“All that I have written seems to me as so much straw.”
No, these aren’t the words of a modern blogger. They came from St. Thomas Aquinas (1225-1274), without question one of the greatest intellects history has known.
How brilliant was Aquinas?
He conducted quodlibetal disputations, in which a gathered crowd at the university could hurl out questions or objections on any topic whatsoever and the master (Aquinas) would have to answer them.
In composing some of his works, he used to dictate to three or four secretaries on various subjects at the same time.
Few thinkers have had as much influence on the Western Tradition as Aquinas. According to Aquinas scholar Romanus Cessario, his voluminous writings have “influenced nearly every field of human learning.”
And yet, near the end of his life, after having a mystical experience, he said to his secretary Reginald, “All that I have written seems to me as so much straw.”

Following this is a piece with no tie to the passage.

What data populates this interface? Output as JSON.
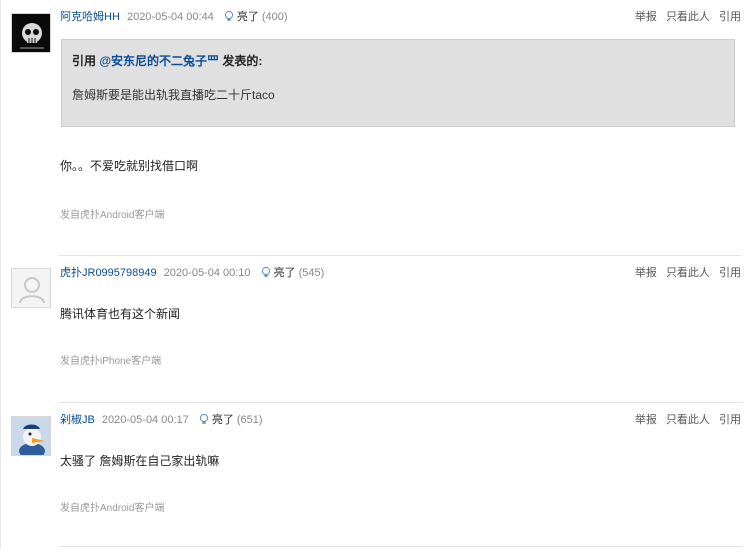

I think this account of Aquinas offers an important reminder for all of us. The work we currently do may be necessary, and it may do some good for people. But it’s not the most important thing, as countless others have discovered only later in life. For, as each of us near death, the work that presently consumes our thoughts and cares will most likely seem less significant, and that which we give only partial attention now will appear worthy of our full attention.